    August 1, 2014

  • 'There just isn't anything else like it'

    Some patrons who have been going to the annual Fancy Farm Picnic for years claim they can smell the barbecue smoking from the junction of the Western Kentucky Parkway and I-24, 25 miles away.

    August 1, 2014

  • 140802FancyFarmEve_193.jpg McConnell will be ready for Fancy Farm

    Don’t be surprised if Mitch McConnell has some extra pep in his step when he arrives Saturday for the 134th annual Fancy Farm Picnic and political free-for-all here in far western Kentucky.

    August 1, 2014 1 Photo

  • Kentucky gets driver’s license extension

    Kentuckians don’t have to worry about their driver’s licenses for another year.

    August 1, 2014

  • Local entrepreneurs learning to thrive

    Local business owners and entrepreneurs sat down together with community leaders to share ideas for how to help each other thrive in eastern Kentucky’s economic climate.

    August 1, 2014

  • RONNIE ELLIS: Truth and politics don’t always mix

    On this, the most political weekend of the year in Kentucky, the weekend of the wonderfully unique Fancy Farm Picnic, it’s hard to write a column on politics.
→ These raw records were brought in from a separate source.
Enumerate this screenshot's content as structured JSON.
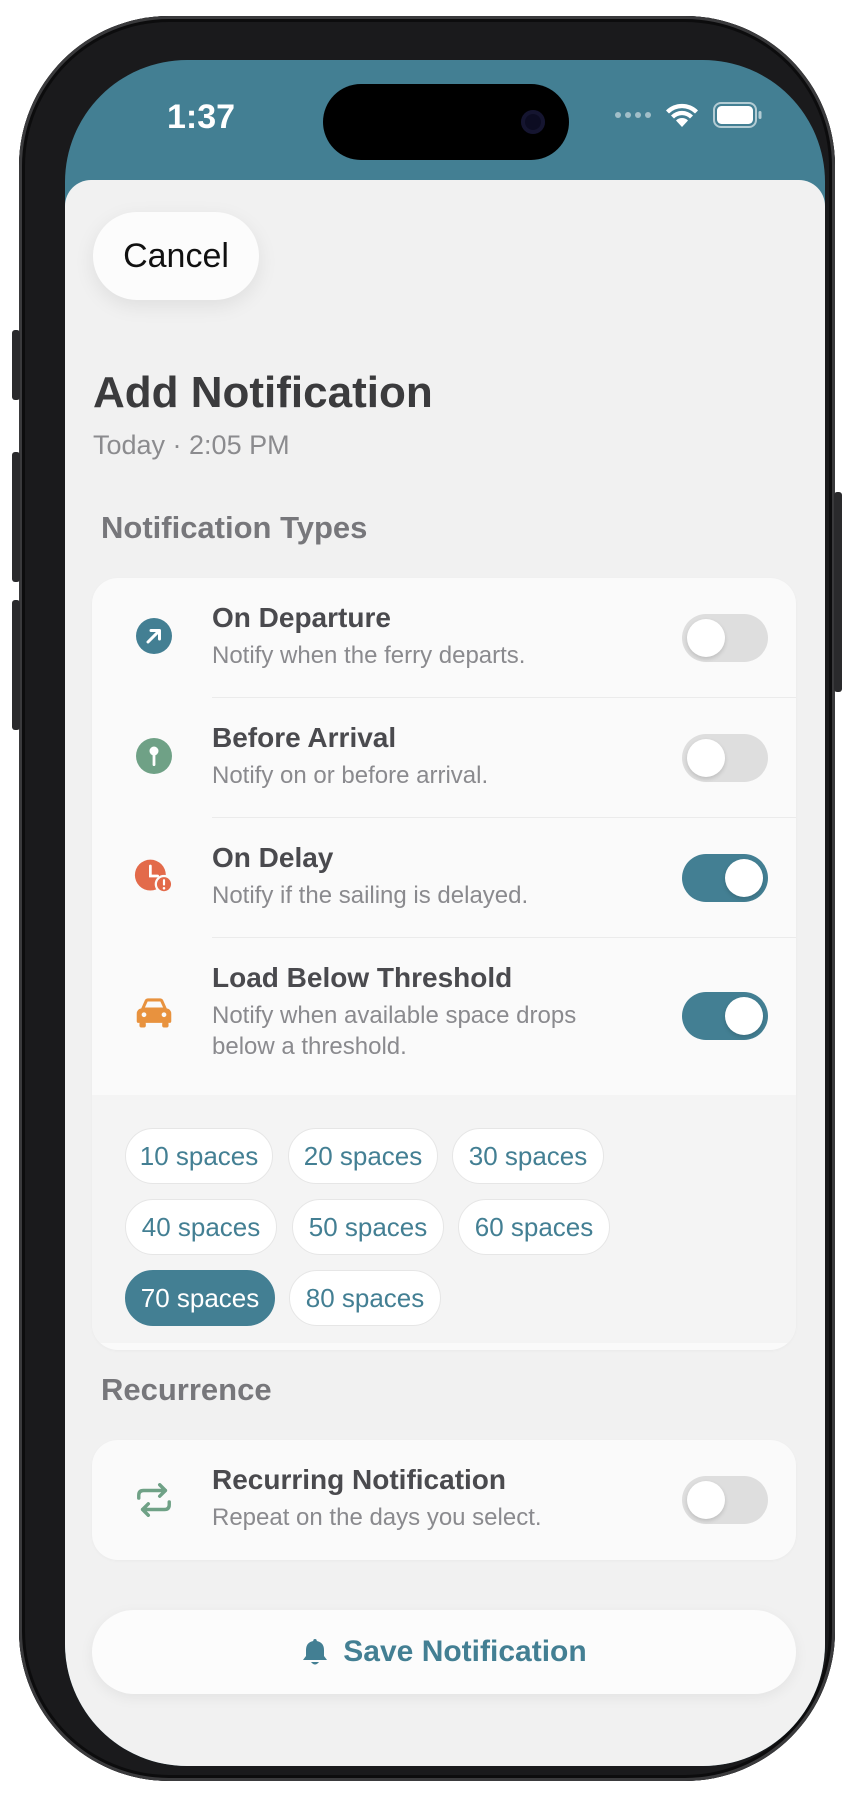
{
  "status_bar": {
    "time": "1:37"
  },
  "header": {
    "cancel_label": "Cancel",
    "title": "Add Notification",
    "subtitle": "Today · 2:05 PM"
  },
  "notification_types": {
    "section_label": "Notification Types",
    "items": [
      {
        "title": "On Departure",
        "description": "Notify when the ferry departs.",
        "icon": "arrow-up-right-icon",
        "enabled": false
      },
      {
        "title": "Before Arrival",
        "description": "Notify on or before arrival.",
        "icon": "pin-icon",
        "enabled": false
      },
      {
        "title": "On Delay",
        "description": "Notify if the sailing is delayed.",
        "icon": "clock-alert-icon",
        "enabled": true
      },
      {
        "title": "Load Below Threshold",
        "description": "Notify when available space drops below a threshold.",
        "icon": "car-icon",
        "enabled": true
      }
    ],
    "thresholds": [
      "10 spaces",
      "20 spaces",
      "30 spaces",
      "40 spaces",
      "50 spaces",
      "60 spaces",
      "70 spaces",
      "80 spaces"
    ],
    "selected_threshold": "70 spaces"
  },
  "recurrence": {
    "section_label": "Recurrence",
    "title": "Recurring Notification",
    "description": "Repeat on the days you select.",
    "icon": "repeat-icon",
    "enabled": false
  },
  "save_label": "Save Notification",
  "colors": {
    "accent": "#437f93",
    "departure_icon": "#437f93",
    "arrival_icon": "#6fa186",
    "delay_icon": "#e36a4a",
    "load_icon": "#e8923e",
    "recurrence_icon": "#6fa186"
  }
}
    August 1, 2014

  • In Kentucky, execution debate finds new footing

    With a spate of botched executions across the country this year looming over their discussion, Kentucky lawmakers are revisiting some fundamental questions about the death penalty, including whether the state should keep it on the books.

    August 1, 2014

  • Families invited for Fun in the Park

     Free cotton candy, hot dogs and entertainment for an entire day is what Bridges Christian Church in Russell is offering local families during Fun in the Park this weekend.
     

    August 1, 2014

  • AEP reports stolen copper, fence damage

     All that glitters is not gold — sometimes, it's also copper.
     

    August 1, 2014

  • Probe of Fairview begins

    Four investigators from the state Office of Education Accountability spent much of Thursday interviewing school officials in a probe of alleged school law violations in the Fairview Independent School District.

    July 31, 2014